***** The data *****

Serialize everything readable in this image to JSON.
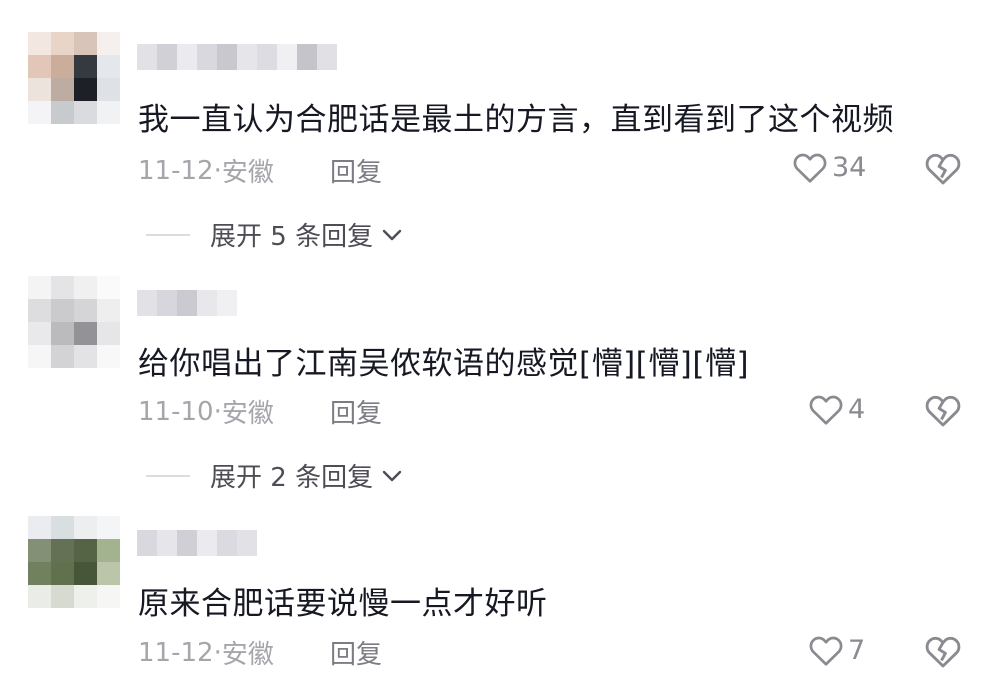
{
  "comments": [
    {
      "text": "我一直认为合肥话是最土的方言，直到看到了这个视频",
      "date": "11-12",
      "location": "安徽",
      "reply_label": "回复",
      "likes": "34",
      "expand_label": "展开 5 条回复",
      "avatar_colors": [
        "#f2e6e0",
        "#e8d3c6",
        "#d7c1b6",
        "#f5f0ee",
        "#e1c4b4",
        "#c9a996",
        "#2b2f36",
        "#e3e6ea",
        "#ece2dc",
        "#b9a89d",
        "#11161c",
        "#dde1e5",
        "#f4f4f6",
        "#c6c9cc",
        "#d7dadd",
        "#f1f2f3"
      ],
      "name_colors": [
        "#e2e2e6",
        "#d0d0d6",
        "#ebebef",
        "#d8d8de",
        "#c8c8ce",
        "#e6e6ea",
        "#dcdce2",
        "#f0f0f3",
        "#c4c4ca",
        "#e0e0e5"
      ]
    },
    {
      "text": "给你唱出了江南吴侬软语的感觉[懵][懵][懵]",
      "date": "11-10",
      "location": "安徽",
      "reply_label": "回复",
      "likes": "4",
      "expand_label": "展开 2 条回复",
      "avatar_colors": [
        "#f4f4f5",
        "#e3e3e5",
        "#f0f0f1",
        "#fafafa",
        "#dcdcde",
        "#c9c9cc",
        "#d3d3d6",
        "#eeeeef",
        "#e8e8ea",
        "#b8b8bb",
        "#8d8d92",
        "#e5e5e7",
        "#f6f6f7",
        "#d1d1d4",
        "#e2e2e4",
        "#f8f8f9"
      ],
      "name_colors": [
        "#e2e2e6",
        "#d6d6dc",
        "#cacad0",
        "#e8e8ec",
        "#f0f0f3"
      ]
    },
    {
      "text": "原来合肥话要说慢一点才好听",
      "date": "11-12",
      "location": "安徽",
      "reply_label": "回复",
      "likes": "7",
      "avatar_colors": [
        "#e9ecef",
        "#d8dde0",
        "#ebeef0",
        "#f4f5f6",
        "#7d8b6e",
        "#5c6a4c",
        "#4c5c3b",
        "#9fae8a",
        "#6a7a57",
        "#596a45",
        "#3e4e2e",
        "#b7c2a6",
        "#e8ebe6",
        "#d4d9cf",
        "#eef0ec",
        "#f6f7f5"
      ],
      "name_colors": [
        "#d8d8de",
        "#e6e6ea",
        "#cfcfd5",
        "#ebebef",
        "#dadae0",
        "#e2e2e6"
      ]
    }
  ],
  "icons": {
    "like": "heart-outline-icon",
    "dislike": "broken-heart-icon",
    "expand": "chevron-down-icon"
  },
  "colors": {
    "text": "#161823",
    "meta": "#a5a5ab",
    "icon": "#8a8a90"
  }
}
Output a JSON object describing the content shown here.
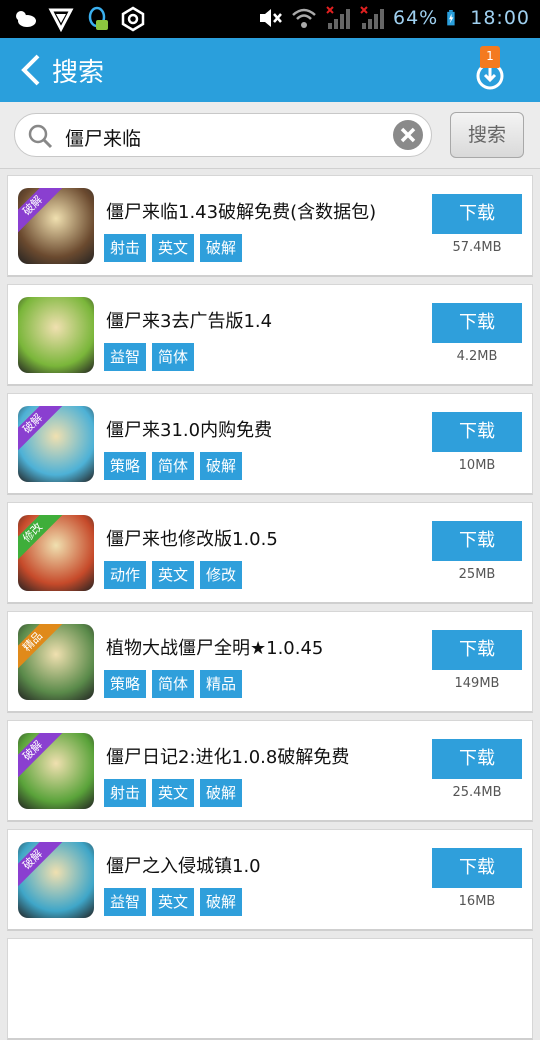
{
  "status_bar": {
    "battery": "64%",
    "time": "18:00"
  },
  "header": {
    "title": "搜索",
    "download_badge": "1"
  },
  "search": {
    "value": "僵尸来临",
    "button_label": "搜索"
  },
  "icons": {
    "back": "chevron-left-icon",
    "download_manager": "download-circle-icon",
    "search": "magnifier-icon",
    "clear": "close-circle-icon"
  },
  "colors": {
    "accent": "#2a9fdc",
    "tag": "#2f9fdb",
    "badge": "#f47a1f"
  },
  "apps": [
    {
      "name": "僵尸来临1.43破解免费(含数据包)",
      "tags": [
        "射击",
        "英文",
        "破解"
      ],
      "download_label": "下载",
      "size": "57.4MB",
      "ribbon": "破解",
      "ribbon_color": "#8a3fd0",
      "icon_bg": "#6b4a2f"
    },
    {
      "name": "僵尸来3去广告版1.4",
      "tags": [
        "益智",
        "简体"
      ],
      "download_label": "下载",
      "size": "4.2MB",
      "ribbon": "",
      "ribbon_color": "",
      "icon_bg": "#7ab63a"
    },
    {
      "name": "僵尸来31.0内购免费",
      "tags": [
        "策略",
        "简体",
        "破解"
      ],
      "download_label": "下载",
      "size": "10MB",
      "ribbon": "破解",
      "ribbon_color": "#8a3fd0",
      "icon_bg": "#4db1d6"
    },
    {
      "name": "僵尸来也修改版1.0.5",
      "tags": [
        "动作",
        "英文",
        "修改"
      ],
      "download_label": "下载",
      "size": "25MB",
      "ribbon": "修改",
      "ribbon_color": "#3fae3a",
      "icon_bg": "#c64a2a"
    },
    {
      "name": "植物大战僵尸全明★1.0.45",
      "tags": [
        "策略",
        "简体",
        "精品"
      ],
      "download_label": "下载",
      "size": "149MB",
      "ribbon": "精品",
      "ribbon_color": "#e08a1a",
      "icon_bg": "#5a8a4a"
    },
    {
      "name": "僵尸日记2:进化1.0.8破解免费",
      "tags": [
        "射击",
        "英文",
        "破解"
      ],
      "download_label": "下载",
      "size": "25.4MB",
      "ribbon": "破解",
      "ribbon_color": "#8a3fd0",
      "icon_bg": "#5aa33a"
    },
    {
      "name": "僵尸之入侵城镇1.0",
      "tags": [
        "益智",
        "英文",
        "破解"
      ],
      "download_label": "下载",
      "size": "16MB",
      "ribbon": "破解",
      "ribbon_color": "#8a3fd0",
      "icon_bg": "#3fa6c8"
    }
  ]
}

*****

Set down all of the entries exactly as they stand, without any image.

Serialize everything readable in this image to JSON.
{
  "comments": [
    {
      "text": "我一直认为合肥话是最土的方言，直到看到了这个视频",
      "date": "11-12",
      "location": "安徽",
      "reply_label": "回复",
      "likes": "34",
      "expand_label": "展开 5 条回复",
      "avatar_colors": [
        "#f2e6e0",
        "#e8d3c6",
        "#d7c1b6",
        "#f5f0ee",
        "#e1c4b4",
        "#c9a996",
        "#2b2f36",
        "#e3e6ea",
        "#ece2dc",
        "#b9a89d",
        "#11161c",
        "#dde1e5",
        "#f4f4f6",
        "#c6c9cc",
        "#d7dadd",
        "#f1f2f3"
      ],
      "name_colors": [
        "#e2e2e6",
        "#d0d0d6",
        "#ebebef",
        "#d8d8de",
        "#c8c8ce",
        "#e6e6ea",
        "#dcdce2",
        "#f0f0f3",
        "#c4c4ca",
        "#e0e0e5"
      ]
    },
    {
      "text": "给你唱出了江南吴侬软语的感觉[懵][懵][懵]",
      "date": "11-10",
      "location": "安徽",
      "reply_label": "回复",
      "likes": "4",
      "expand_label": "展开 2 条回复",
      "avatar_colors": [
        "#f4f4f5",
        "#e3e3e5",
        "#f0f0f1",
        "#fafafa",
        "#dcdcde",
        "#c9c9cc",
        "#d3d3d6",
        "#eeeeef",
        "#e8e8ea",
        "#b8b8bb",
        "#8d8d92",
        "#e5e5e7",
        "#f6f6f7",
        "#d1d1d4",
        "#e2e2e4",
        "#f8f8f9"
      ],
      "name_colors": [
        "#e2e2e6",
        "#d6d6dc",
        "#cacad0",
        "#e8e8ec",
        "#f0f0f3"
      ]
    },
    {
      "text": "原来合肥话要说慢一点才好听",
      "date": "11-12",
      "location": "安徽",
      "reply_label": "回复",
      "likes": "7",
      "avatar_colors": [
        "#e9ecef",
        "#d8dde0",
        "#ebeef0",
        "#f4f5f6",
        "#7d8b6e",
        "#5c6a4c",
        "#4c5c3b",
        "#9fae8a",
        "#6a7a57",
        "#596a45",
        "#3e4e2e",
        "#b7c2a6",
        "#e8ebe6",
        "#d4d9cf",
        "#eef0ec",
        "#f6f7f5"
      ],
      "name_colors": [
        "#d8d8de",
        "#e6e6ea",
        "#cfcfd5",
        "#ebebef",
        "#dadae0",
        "#e2e2e6"
      ]
    }
  ],
  "icons": {
    "like": "heart-outline-icon",
    "dislike": "broken-heart-icon",
    "expand": "chevron-down-icon"
  },
  "colors": {
    "text": "#161823",
    "meta": "#a5a5ab",
    "icon": "#8a8a90"
  }
}
Output a JSON object describing the content shown here.
{
  "status_bar": {
    "battery": "64%",
    "time": "18:00"
  },
  "header": {
    "title": "搜索",
    "download_badge": "1"
  },
  "search": {
    "value": "僵尸来临",
    "button_label": "搜索"
  },
  "icons": {
    "back": "chevron-left-icon",
    "download_manager": "download-circle-icon",
    "search": "magnifier-icon",
    "clear": "close-circle-icon"
  },
  "colors": {
    "accent": "#2a9fdc",
    "tag": "#2f9fdb",
    "badge": "#f47a1f"
  },
  "apps": [
    {
      "name": "僵尸来临1.43破解免费(含数据包)",
      "tags": [
        "射击",
        "英文",
        "破解"
      ],
      "download_label": "下载",
      "size": "57.4MB",
      "ribbon": "破解",
      "ribbon_color": "#8a3fd0",
      "icon_bg": "#6b4a2f"
    },
    {
      "name": "僵尸来3去广告版1.4",
      "tags": [
        "益智",
        "简体"
      ],
      "download_label": "下载",
      "size": "4.2MB",
      "ribbon": "",
      "ribbon_color": "",
      "icon_bg": "#7ab63a"
    },
    {
      "name": "僵尸来31.0内购免费",
      "tags": [
        "策略",
        "简体",
        "破解"
      ],
      "download_label": "下载",
      "size": "10MB",
      "ribbon": "破解",
      "ribbon_color": "#8a3fd0",
      "icon_bg": "#4db1d6"
    },
    {
      "name": "僵尸来也修改版1.0.5",
      "tags": [
        "动作",
        "英文",
        "修改"
      ],
      "download_label": "下载",
      "size": "25MB",
      "ribbon": "修改",
      "ribbon_color": "#3fae3a",
      "icon_bg": "#c64a2a"
    },
    {
      "name": "植物大战僵尸全明★1.0.45",
      "tags": [
        "策略",
        "简体",
        "精品"
      ],
      "download_label": "下载",
      "size": "149MB",
      "ribbon": "精品",
      "ribbon_color": "#e08a1a",
      "icon_bg": "#5a8a4a"
    },
    {
      "name": "僵尸日记2:进化1.0.8破解免费",
      "tags": [
        "射击",
        "英文",
        "破解"
      ],
      "download_label": "下载",
      "size": "25.4MB",
      "ribbon": "破解",
      "ribbon_color": "#8a3fd0",
      "icon_bg": "#5aa33a"
    },
    {
      "name": "僵尸之入侵城镇1.0",
      "tags": [
        "益智",
        "英文",
        "破解"
      ],
      "download_label": "下载",
      "size": "16MB",
      "ribbon": "破解",
      "ribbon_color": "#8a3fd0",
      "icon_bg": "#3fa6c8"
    }
  ]
}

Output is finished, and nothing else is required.